And the book ends--oddly, for the author tells us almost nothing of his parents--with the eulogy Aldrich gave at his father's funeral.
In between, Aldrich's voice is that of someone in a comfortable leather armchair, telling a story during a long evening over brandy and cigars at an elegant New York or Boston club--a men's club, definitely, for few women appear in these pages. His narrative meanders leisurely; many characters in it are his own friends or relatives, like Nelson Rockefeller. He draws anecdotes and portraits from interviews, a wide range of memoirs and that classic upper-class gazette, the prep school newsletter:
"One of my St. Paul's School alumni bulletins . . . contains an intriguing item about Allan MacDougal . . . who was reported to be sailing in the South Pacific aboard his 48-foot German Frers design ketch. He expects to cruise New Zealand waters early in 1987 and then head for Australia, where he may work for a few years. I must confess that my careless Old Money heart lifts in joy whenever I read this sort of notice. I feel reassured that there are still men and women gallant enough and true who dare ask whether some forms of work are better not done at all. . . ."
Do not be deceived, though, by this friendly wave of Aldrich's cigar. For beneath his almost studied casualness is as thoughtful a psychological portrait of America's aristocracy as we have.
In one chapter, for example, he brilliantly synthesizes a century and a half of material about how the sons of the rich deliberately put themselves through certain "ordeals" to prove their manhood. One classic ordeal is, of course, war--Teddy Roosevelt on San Juan Hill, Jack Kennedy on PT-109. Another, more carefully controlled ordeal is prep school. And a third is braving nature, where Aldrich shows us the long thread that connects the 19th-Century Wild West journeys of aristocrats Francis Parkman and Owen Wister with William F. Buckley's celebration of transatlantic yacht racing today. (And, he might have added with heavy upper class patronage, of wilderness survival schools like Outward Bound.)
Aldrich is also a shrewd analyst of ruling class styles in philanthropy. He looks at the vogue for endowing museums, for collecting Old World art, and for preserving New World nature--through the privatized mini-national park systems of patrician organizations like the Maine Islands Preservation Trust or the Nature Conservancy. What all these pursuits have in common is the notion of trusteeship: "Hidden away in the upper class's special claim to trusteeship," Aldrich says, "is the secret conviction that the best caretakers of priceless things are priceless people--people who are in some sense the social equals of the things they've been charged to preserve."
Only two things annoy me about "Old Money." One is that Aldrich's style is, like a men's club armchair, a bit overstuffed, abounding with words like catamites, synecdochic, prelapsarian and salvific.
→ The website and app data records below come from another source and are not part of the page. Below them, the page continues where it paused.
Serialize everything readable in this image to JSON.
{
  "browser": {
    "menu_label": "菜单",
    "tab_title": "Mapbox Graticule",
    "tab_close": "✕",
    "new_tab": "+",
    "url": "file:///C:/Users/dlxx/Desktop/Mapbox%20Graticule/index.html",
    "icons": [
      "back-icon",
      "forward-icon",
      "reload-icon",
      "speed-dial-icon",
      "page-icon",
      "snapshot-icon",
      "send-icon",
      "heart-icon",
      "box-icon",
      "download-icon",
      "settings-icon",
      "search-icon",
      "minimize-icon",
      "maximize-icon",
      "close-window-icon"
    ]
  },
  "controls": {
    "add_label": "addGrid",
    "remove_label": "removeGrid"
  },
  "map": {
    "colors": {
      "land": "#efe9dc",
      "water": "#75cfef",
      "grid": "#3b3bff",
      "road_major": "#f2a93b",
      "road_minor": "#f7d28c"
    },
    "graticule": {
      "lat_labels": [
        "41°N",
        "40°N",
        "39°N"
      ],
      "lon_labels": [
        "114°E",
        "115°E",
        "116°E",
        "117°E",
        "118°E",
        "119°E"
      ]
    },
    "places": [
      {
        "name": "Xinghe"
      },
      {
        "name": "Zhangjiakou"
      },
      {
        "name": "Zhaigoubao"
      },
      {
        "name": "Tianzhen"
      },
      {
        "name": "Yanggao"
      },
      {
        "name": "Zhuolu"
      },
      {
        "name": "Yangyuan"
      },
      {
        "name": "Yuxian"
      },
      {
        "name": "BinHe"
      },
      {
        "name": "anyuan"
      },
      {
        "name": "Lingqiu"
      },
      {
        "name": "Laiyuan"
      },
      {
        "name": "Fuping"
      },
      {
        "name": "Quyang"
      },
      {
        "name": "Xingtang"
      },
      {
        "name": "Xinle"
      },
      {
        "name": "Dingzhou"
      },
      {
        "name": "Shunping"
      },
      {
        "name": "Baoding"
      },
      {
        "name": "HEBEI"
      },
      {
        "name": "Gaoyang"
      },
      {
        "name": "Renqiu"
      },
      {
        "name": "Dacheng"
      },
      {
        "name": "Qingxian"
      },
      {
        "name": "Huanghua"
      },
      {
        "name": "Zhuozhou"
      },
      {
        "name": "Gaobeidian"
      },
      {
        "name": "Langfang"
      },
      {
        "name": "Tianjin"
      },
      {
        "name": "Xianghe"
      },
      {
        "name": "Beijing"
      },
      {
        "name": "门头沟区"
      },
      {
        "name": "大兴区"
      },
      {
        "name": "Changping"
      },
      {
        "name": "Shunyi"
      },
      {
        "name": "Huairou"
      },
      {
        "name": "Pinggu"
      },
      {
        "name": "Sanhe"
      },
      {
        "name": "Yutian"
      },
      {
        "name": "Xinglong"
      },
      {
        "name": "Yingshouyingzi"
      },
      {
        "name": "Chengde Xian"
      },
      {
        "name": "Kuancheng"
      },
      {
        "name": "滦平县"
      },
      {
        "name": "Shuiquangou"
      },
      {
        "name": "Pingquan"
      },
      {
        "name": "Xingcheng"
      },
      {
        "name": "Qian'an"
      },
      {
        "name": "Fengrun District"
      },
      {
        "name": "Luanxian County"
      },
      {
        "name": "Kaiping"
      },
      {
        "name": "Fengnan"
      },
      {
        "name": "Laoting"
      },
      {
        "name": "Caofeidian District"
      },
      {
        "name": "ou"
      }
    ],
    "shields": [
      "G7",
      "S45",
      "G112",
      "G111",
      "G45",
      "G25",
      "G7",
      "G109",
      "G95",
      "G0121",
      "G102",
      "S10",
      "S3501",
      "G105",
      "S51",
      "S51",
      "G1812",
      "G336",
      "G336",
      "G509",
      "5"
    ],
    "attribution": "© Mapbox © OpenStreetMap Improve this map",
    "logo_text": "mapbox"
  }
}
He also has a quirky liking for the word invidious and its derivatives, which appear on nearly every page. And he never misses a chance to use Latin, Greek or French-- virtu, tyche, agon, optique, particule-- when plain English would do.
The book's other flaw is a cavalier vagueness about detail. Aldrich never bothers to tell us how he defines the upper class. How many generations does Money have to be in the family to become Old? Are we talking about 10,000 people or 100,000? And when he casually mentions that Reaganite New Money has taken revenge on Old Money by changing the laws allowing intergenerational trusts, he is wrong. For newly relaxed gift tax laws and absurdly lightened income taxes make it easy for the possessors of both Old and New Money to pass just as much of it on to their children as before.
Such details, however, have never been something the American rich liked to discuss openly. Indeed, one of the few upper class mores Aldrich doesn't mention is the habit of drawing an artful smoke screen of vagueness over talk of money itself. Is this not a crucial tool that has allowed so much wealth, unearned and untaxed, to be passed down through the generations without the public protest that it deserves?